There are, on average, two solar eclipses per year in various locations on Earth. Rarely do they cross the United States. In 1979, an eclipse’s path of totality passed through four northwest states. On 10 May 1994, another eclipse was visible in much of the United States, the path of totality going from New Mexico northeast to Maine, passing through southeast Kansas and central Missouri along the way – Annular Solar Eclipse of May 10, 1994. Kansas City was barely on the northern edge of the total eclipse path, and Lawrence KS experienced about 98% solar concealment.
One week from now, on Monday, 21 August 2017, there will be a total solar eclipse, its ecliptic path spanning the entire contiguous United States. The path of totality will enter near Corvallis OR and exit near Charleston SC. Just after 1:00pm CDT, the eclipse shadow will pass through northeast Kansas and Central Missouri. Kansas City will be barely on it’s southern edge, and Lawrence KS will experience about 96% solar concealment. It won’t be until 2045 when another total solar eclipse will transverse the U.S., barely touching the southwest corner of Kansas.
At no time is it safe to look at the sun without stringent eye protection. Sunglasses are not adequate – safe lenses must filter 100% of ultraviolet, 100% of infrared, and 99.999% of visible light. If not, permanent eye damage can occur, if not blindness. The most popular eye protection are cardboard eyeglasses with either aluminized mylar lenses or black polymer lenses. However, NASA and others are reporting that many fly-by-night vendors are taking advantage of the astronomical growth (pardon the pun) in demand for eclipse glasses, and looking to turn a quick profit by selling subpar and potentially dangerous goods to the unsuspecting public. Solar Eclipse Glasses that are ISO 12312-2 certified are safe for eclipse viewing. Another option is welder’s goggles with #14 rated glass, nothing less (combining welder glass layers does not work, such as #10 with #4) – Observing Astronomical Events Safely. All of the NASA-approved manufacturers are specialists, making only lenses or astronomical gear, and have also been in business for decades – Reputable Vendors of Solar Filters & Viewers.
There are a number of great web sites with the history and science of solar eclipses, many types of maps, and animations of the 2017 eclipse from several vantage points. View them at:

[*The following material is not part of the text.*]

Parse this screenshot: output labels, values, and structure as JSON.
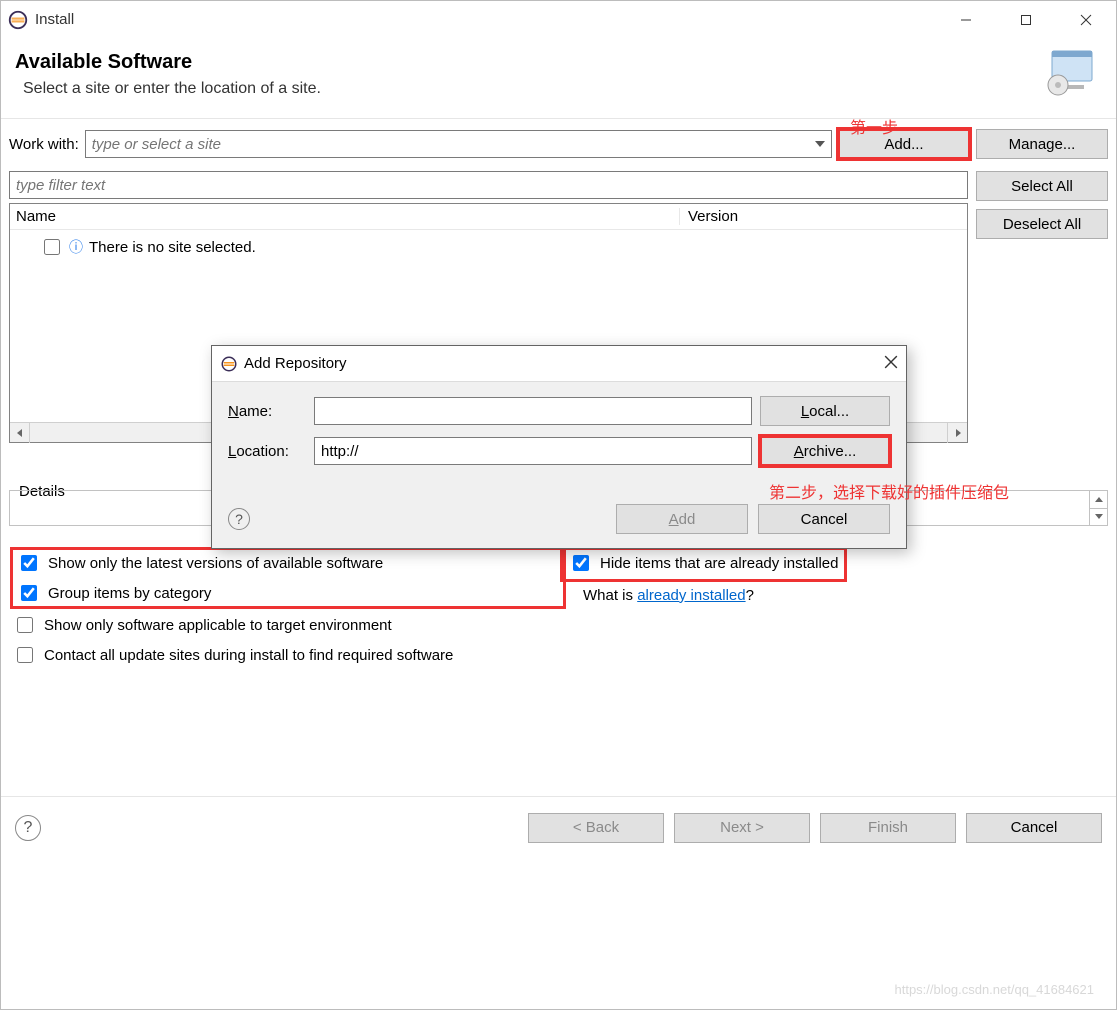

Total Solar Eclipse – 21 August 2017
NASA – Solar Eclipse Page
2017 Solar Eclipse Animations by Ernie Wright of NASA
Total Solar Eclipse 2017 – Communities in Kansas
Total Solar Eclipse 2017 – Communities in Missouri